* [INPUT RECORDS]
──────────────────────────────

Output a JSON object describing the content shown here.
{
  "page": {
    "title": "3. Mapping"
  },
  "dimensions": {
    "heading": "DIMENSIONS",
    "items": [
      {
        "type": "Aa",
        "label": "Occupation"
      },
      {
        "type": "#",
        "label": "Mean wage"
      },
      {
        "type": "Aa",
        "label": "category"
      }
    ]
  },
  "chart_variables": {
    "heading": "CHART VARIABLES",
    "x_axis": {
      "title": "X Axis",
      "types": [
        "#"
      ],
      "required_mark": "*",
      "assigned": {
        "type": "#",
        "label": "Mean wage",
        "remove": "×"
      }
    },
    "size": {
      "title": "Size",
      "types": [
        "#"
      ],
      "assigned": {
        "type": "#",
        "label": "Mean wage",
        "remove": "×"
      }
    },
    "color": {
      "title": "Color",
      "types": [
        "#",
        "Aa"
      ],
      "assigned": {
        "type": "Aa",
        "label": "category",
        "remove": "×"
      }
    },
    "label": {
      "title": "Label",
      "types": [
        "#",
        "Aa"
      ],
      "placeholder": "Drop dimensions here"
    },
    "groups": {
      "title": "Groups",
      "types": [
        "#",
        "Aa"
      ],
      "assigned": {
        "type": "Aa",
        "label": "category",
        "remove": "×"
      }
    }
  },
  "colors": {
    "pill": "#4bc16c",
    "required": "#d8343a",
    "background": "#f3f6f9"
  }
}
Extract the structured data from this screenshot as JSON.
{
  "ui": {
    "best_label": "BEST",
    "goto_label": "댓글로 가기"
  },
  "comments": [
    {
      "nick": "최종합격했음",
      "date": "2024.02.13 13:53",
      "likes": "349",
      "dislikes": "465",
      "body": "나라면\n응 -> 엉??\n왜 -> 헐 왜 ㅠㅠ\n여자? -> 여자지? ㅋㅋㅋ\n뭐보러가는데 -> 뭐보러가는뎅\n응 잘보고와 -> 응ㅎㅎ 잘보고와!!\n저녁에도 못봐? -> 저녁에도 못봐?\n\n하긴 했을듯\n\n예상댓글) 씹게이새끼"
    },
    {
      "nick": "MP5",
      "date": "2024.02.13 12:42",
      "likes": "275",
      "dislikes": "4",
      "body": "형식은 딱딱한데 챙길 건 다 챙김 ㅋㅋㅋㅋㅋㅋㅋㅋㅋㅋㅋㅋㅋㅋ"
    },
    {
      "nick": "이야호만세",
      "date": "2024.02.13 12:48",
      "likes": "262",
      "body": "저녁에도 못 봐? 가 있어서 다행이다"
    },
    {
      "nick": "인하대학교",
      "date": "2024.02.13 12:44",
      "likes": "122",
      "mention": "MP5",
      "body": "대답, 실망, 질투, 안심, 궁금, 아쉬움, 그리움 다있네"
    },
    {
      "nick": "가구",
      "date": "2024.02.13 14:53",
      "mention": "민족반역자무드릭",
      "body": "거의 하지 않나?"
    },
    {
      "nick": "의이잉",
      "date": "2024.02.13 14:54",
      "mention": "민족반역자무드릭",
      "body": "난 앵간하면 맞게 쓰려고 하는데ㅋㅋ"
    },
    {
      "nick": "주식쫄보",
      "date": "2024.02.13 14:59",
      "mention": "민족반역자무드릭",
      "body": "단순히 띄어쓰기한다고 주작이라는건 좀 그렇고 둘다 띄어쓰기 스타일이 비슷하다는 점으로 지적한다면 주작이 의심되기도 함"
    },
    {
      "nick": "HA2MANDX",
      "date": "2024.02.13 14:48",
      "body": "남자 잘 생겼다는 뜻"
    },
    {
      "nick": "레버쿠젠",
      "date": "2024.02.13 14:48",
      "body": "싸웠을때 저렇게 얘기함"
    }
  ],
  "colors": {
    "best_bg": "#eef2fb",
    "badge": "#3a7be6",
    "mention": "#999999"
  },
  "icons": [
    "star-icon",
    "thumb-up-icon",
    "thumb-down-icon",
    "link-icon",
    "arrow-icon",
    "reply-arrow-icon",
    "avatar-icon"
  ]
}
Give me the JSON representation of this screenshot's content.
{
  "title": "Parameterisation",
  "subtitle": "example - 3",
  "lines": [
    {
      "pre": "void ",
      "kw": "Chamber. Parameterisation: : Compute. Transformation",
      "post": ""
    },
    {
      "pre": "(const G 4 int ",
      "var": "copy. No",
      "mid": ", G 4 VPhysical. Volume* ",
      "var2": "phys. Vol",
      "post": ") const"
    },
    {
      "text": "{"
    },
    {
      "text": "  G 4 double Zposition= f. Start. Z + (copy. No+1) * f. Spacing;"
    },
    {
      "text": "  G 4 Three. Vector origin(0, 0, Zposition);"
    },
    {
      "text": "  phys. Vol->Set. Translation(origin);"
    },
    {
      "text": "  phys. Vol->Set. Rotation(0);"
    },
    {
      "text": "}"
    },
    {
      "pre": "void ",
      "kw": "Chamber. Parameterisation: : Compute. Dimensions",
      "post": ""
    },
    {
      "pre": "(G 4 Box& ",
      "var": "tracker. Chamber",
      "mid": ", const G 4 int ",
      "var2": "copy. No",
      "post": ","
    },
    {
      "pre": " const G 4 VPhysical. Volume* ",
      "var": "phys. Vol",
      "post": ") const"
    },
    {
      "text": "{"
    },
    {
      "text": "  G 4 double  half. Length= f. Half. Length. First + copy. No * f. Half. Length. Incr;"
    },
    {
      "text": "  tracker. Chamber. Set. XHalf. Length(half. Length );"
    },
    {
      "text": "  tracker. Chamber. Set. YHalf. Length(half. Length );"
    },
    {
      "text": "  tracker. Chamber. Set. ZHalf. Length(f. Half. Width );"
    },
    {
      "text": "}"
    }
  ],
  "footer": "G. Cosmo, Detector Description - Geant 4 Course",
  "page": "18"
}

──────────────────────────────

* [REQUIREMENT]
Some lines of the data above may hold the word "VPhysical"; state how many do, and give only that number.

* [RESULT OF THIS EXERCISE]
2